» WHAT NEEDS TO BE DONE: Exactly as they stand, give the records below again, with no images.

Entries from a dataset of interfaces:
○ ○ ○
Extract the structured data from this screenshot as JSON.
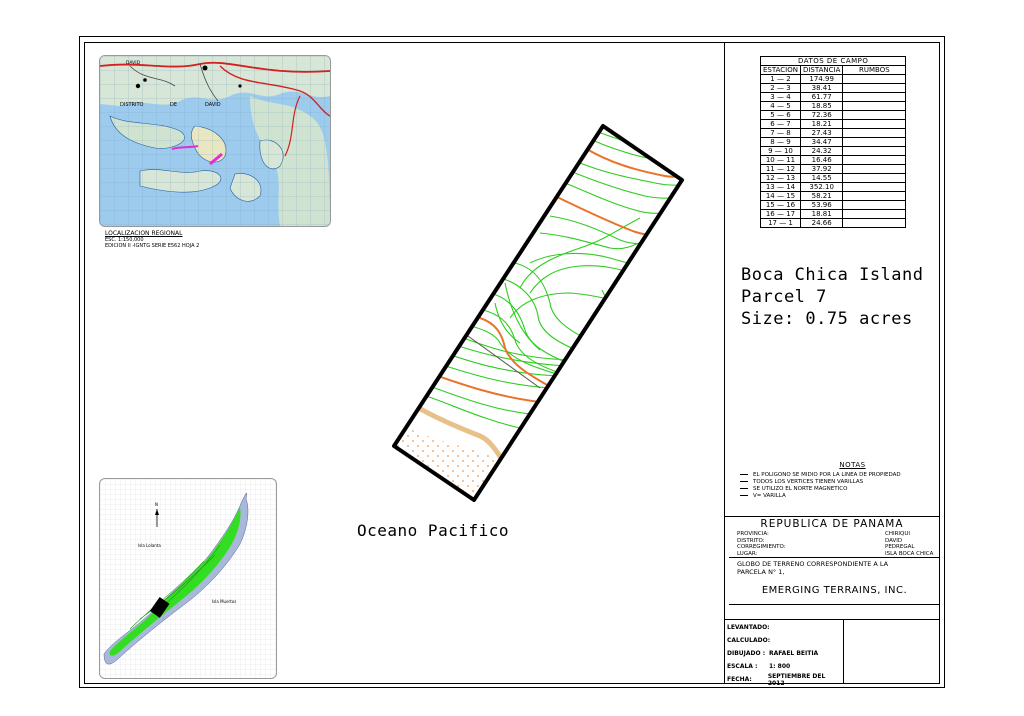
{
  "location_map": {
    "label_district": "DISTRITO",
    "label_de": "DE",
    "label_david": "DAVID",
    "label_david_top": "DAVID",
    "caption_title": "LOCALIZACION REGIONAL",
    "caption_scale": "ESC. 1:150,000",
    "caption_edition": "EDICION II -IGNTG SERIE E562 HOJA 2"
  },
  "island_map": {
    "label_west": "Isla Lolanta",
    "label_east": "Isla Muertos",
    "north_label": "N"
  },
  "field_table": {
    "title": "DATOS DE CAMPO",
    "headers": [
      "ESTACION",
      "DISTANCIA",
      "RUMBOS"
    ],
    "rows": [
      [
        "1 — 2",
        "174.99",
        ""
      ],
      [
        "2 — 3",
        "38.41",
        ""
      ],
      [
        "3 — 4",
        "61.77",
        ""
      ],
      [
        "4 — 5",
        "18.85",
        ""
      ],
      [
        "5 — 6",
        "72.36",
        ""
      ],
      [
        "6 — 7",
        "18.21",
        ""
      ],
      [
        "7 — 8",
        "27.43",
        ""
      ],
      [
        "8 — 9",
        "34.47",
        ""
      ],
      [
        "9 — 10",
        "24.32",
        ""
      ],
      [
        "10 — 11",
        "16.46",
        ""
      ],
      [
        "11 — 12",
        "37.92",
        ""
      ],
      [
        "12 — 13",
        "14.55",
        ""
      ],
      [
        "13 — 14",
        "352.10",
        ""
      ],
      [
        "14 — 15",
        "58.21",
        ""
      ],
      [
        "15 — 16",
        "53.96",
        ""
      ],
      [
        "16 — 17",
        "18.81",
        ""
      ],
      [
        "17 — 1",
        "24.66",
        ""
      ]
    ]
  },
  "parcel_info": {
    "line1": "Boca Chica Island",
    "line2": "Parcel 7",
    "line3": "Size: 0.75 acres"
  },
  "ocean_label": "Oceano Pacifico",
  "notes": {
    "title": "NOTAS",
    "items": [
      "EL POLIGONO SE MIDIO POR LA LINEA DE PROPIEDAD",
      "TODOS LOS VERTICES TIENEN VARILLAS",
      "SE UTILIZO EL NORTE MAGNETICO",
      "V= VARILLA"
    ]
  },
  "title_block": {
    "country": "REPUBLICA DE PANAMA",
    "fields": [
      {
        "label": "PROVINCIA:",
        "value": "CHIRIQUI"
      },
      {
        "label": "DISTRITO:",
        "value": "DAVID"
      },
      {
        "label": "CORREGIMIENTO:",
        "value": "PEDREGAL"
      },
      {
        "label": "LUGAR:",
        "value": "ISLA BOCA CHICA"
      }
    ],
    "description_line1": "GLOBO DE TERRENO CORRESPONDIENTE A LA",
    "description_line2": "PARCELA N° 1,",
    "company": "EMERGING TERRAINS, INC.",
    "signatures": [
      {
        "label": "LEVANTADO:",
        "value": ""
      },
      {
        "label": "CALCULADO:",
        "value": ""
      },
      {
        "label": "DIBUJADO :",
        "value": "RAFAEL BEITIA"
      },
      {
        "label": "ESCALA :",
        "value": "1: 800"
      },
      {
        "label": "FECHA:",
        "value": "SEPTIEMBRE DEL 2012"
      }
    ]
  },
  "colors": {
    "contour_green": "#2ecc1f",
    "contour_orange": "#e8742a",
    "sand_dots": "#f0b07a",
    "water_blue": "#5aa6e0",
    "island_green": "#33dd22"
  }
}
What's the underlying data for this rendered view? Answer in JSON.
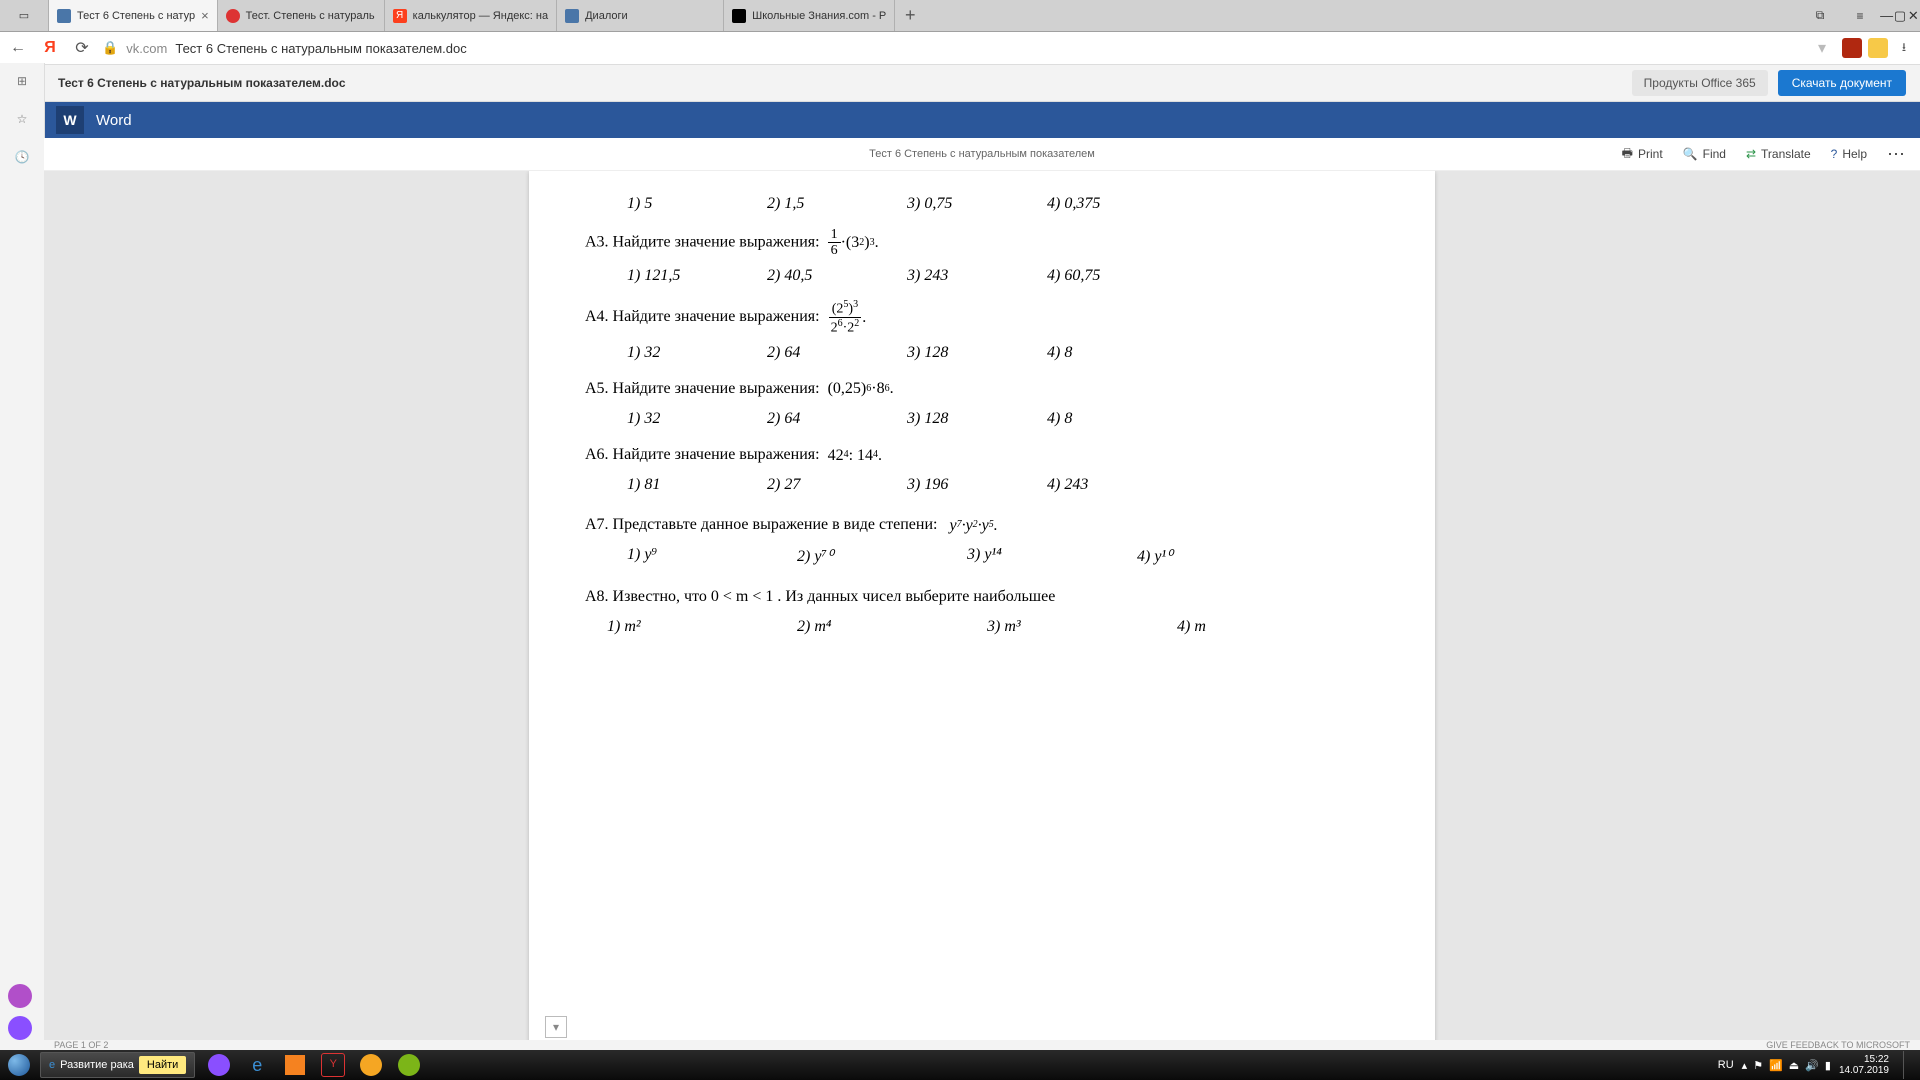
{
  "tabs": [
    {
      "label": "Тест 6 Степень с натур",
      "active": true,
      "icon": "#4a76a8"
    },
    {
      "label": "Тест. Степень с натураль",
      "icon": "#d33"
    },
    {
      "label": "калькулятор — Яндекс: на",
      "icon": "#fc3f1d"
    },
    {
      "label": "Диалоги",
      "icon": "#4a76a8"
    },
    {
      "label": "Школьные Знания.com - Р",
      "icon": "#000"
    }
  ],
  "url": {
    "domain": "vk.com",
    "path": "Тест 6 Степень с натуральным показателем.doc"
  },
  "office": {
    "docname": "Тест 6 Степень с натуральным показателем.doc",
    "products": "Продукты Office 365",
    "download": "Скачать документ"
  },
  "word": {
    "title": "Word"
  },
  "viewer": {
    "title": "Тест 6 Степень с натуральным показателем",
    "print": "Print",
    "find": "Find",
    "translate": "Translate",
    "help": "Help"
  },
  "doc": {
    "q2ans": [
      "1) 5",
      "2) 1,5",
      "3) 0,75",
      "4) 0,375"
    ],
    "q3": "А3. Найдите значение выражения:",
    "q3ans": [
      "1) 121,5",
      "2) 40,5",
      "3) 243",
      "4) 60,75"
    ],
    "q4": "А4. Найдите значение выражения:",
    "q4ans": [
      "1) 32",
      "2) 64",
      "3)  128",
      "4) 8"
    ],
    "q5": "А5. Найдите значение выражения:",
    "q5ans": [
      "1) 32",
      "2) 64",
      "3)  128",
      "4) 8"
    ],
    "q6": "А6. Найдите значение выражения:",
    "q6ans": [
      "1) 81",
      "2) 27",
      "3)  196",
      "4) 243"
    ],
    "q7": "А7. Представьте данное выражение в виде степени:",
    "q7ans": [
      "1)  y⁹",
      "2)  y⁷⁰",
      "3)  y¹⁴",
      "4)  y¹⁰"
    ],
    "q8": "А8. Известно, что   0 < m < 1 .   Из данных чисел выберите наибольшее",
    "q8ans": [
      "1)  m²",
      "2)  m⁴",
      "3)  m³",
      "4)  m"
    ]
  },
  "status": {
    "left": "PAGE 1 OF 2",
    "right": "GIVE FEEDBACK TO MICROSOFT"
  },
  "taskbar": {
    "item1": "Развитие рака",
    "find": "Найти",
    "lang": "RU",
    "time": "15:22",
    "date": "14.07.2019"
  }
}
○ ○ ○
» WRITTEN SOLUTION:
Extract the structured data from this screenshot as JSON.
{
  "location_map": {
    "label_district": "DISTRITO",
    "label_de": "DE",
    "label_david": "DAVID",
    "label_david_top": "DAVID",
    "caption_title": "LOCALIZACION REGIONAL",
    "caption_scale": "ESC. 1:150,000",
    "caption_edition": "EDICION II -IGNTG SERIE E562 HOJA 2"
  },
  "island_map": {
    "label_west": "Isla Lolanta",
    "label_east": "Isla Muertos",
    "north_label": "N"
  },
  "field_table": {
    "title": "DATOS DE CAMPO",
    "headers": [
      "ESTACION",
      "DISTANCIA",
      "RUMBOS"
    ],
    "rows": [
      [
        "1 — 2",
        "174.99",
        ""
      ],
      [
        "2 — 3",
        "38.41",
        ""
      ],
      [
        "3 — 4",
        "61.77",
        ""
      ],
      [
        "4 — 5",
        "18.85",
        ""
      ],
      [
        "5 — 6",
        "72.36",
        ""
      ],
      [
        "6 — 7",
        "18.21",
        ""
      ],
      [
        "7 — 8",
        "27.43",
        ""
      ],
      [
        "8 — 9",
        "34.47",
        ""
      ],
      [
        "9 — 10",
        "24.32",
        ""
      ],
      [
        "10 — 11",
        "16.46",
        ""
      ],
      [
        "11 — 12",
        "37.92",
        ""
      ],
      [
        "12 — 13",
        "14.55",
        ""
      ],
      [
        "13 — 14",
        "352.10",
        ""
      ],
      [
        "14 — 15",
        "58.21",
        ""
      ],
      [
        "15 — 16",
        "53.96",
        ""
      ],
      [
        "16 — 17",
        "18.81",
        ""
      ],
      [
        "17 — 1",
        "24.66",
        ""
      ]
    ]
  },
  "parcel_info": {
    "line1": "Boca Chica Island",
    "line2": "Parcel 7",
    "line3": "Size: 0.75 acres"
  },
  "ocean_label": "Oceano Pacifico",
  "notes": {
    "title": "NOTAS",
    "items": [
      "EL POLIGONO SE MIDIO POR LA LINEA DE PROPIEDAD",
      "TODOS LOS VERTICES TIENEN VARILLAS",
      "SE UTILIZO EL NORTE MAGNETICO",
      "V= VARILLA"
    ]
  },
  "title_block": {
    "country": "REPUBLICA DE PANAMA",
    "fields": [
      {
        "label": "PROVINCIA:",
        "value": "CHIRIQUI"
      },
      {
        "label": "DISTRITO:",
        "value": "DAVID"
      },
      {
        "label": "CORREGIMIENTO:",
        "value": "PEDREGAL"
      },
      {
        "label": "LUGAR:",
        "value": "ISLA BOCA CHICA"
      }
    ],
    "description_line1": "GLOBO DE TERRENO CORRESPONDIENTE A LA",
    "description_line2": "PARCELA N° 1,",
    "company": "EMERGING TERRAINS, INC.",
    "signatures": [
      {
        "label": "LEVANTADO:",
        "value": ""
      },
      {
        "label": "CALCULADO:",
        "value": ""
      },
      {
        "label": "DIBUJADO :",
        "value": "RAFAEL BEITIA"
      },
      {
        "label": "ESCALA :",
        "value": "1: 800"
      },
      {
        "label": "FECHA:",
        "value": "SEPTIEMBRE DEL 2012"
      }
    ]
  },
  "colors": {
    "contour_green": "#2ecc1f",
    "contour_orange": "#e8742a",
    "sand_dots": "#f0b07a",
    "water_blue": "#5aa6e0",
    "island_green": "#33dd22"
  }
}
What's the underlying data for this rendered view? Answer in JSON.
{
  "tabs": [
    {
      "label": "Тест 6 Степень с натур",
      "active": true,
      "icon": "#4a76a8"
    },
    {
      "label": "Тест. Степень с натураль",
      "icon": "#d33"
    },
    {
      "label": "калькулятор — Яндекс: на",
      "icon": "#fc3f1d"
    },
    {
      "label": "Диалоги",
      "icon": "#4a76a8"
    },
    {
      "label": "Школьные Знания.com - Р",
      "icon": "#000"
    }
  ],
  "url": {
    "domain": "vk.com",
    "path": "Тест 6 Степень с натуральным показателем.doc"
  },
  "office": {
    "docname": "Тест 6 Степень с натуральным показателем.doc",
    "products": "Продукты Office 365",
    "download": "Скачать документ"
  },
  "word": {
    "title": "Word"
  },
  "viewer": {
    "title": "Тест 6 Степень с натуральным показателем",
    "print": "Print",
    "find": "Find",
    "translate": "Translate",
    "help": "Help"
  },
  "doc": {
    "q2ans": [
      "1) 5",
      "2) 1,5",
      "3) 0,75",
      "4) 0,375"
    ],
    "q3": "А3. Найдите значение выражения:",
    "q3ans": [
      "1) 121,5",
      "2) 40,5",
      "3) 243",
      "4) 60,75"
    ],
    "q4": "А4. Найдите значение выражения:",
    "q4ans": [
      "1) 32",
      "2) 64",
      "3)  128",
      "4) 8"
    ],
    "q5": "А5. Найдите значение выражения:",
    "q5ans": [
      "1) 32",
      "2) 64",
      "3)  128",
      "4) 8"
    ],
    "q6": "А6. Найдите значение выражения:",
    "q6ans": [
      "1) 81",
      "2) 27",
      "3)  196",
      "4) 243"
    ],
    "q7": "А7. Представьте данное выражение в виде степени:",
    "q7ans": [
      "1)  y⁹",
      "2)  y⁷⁰",
      "3)  y¹⁴",
      "4)  y¹⁰"
    ],
    "q8": "А8. Известно, что   0 < m < 1 .   Из данных чисел выберите наибольшее",
    "q8ans": [
      "1)  m²",
      "2)  m⁴",
      "3)  m³",
      "4)  m"
    ]
  },
  "status": {
    "left": "PAGE 1 OF 2",
    "right": "GIVE FEEDBACK TO MICROSOFT"
  },
  "taskbar": {
    "item1": "Развитие рака",
    "find": "Найти",
    "lang": "RU",
    "time": "15:22",
    "date": "14.07.2019"
  }
}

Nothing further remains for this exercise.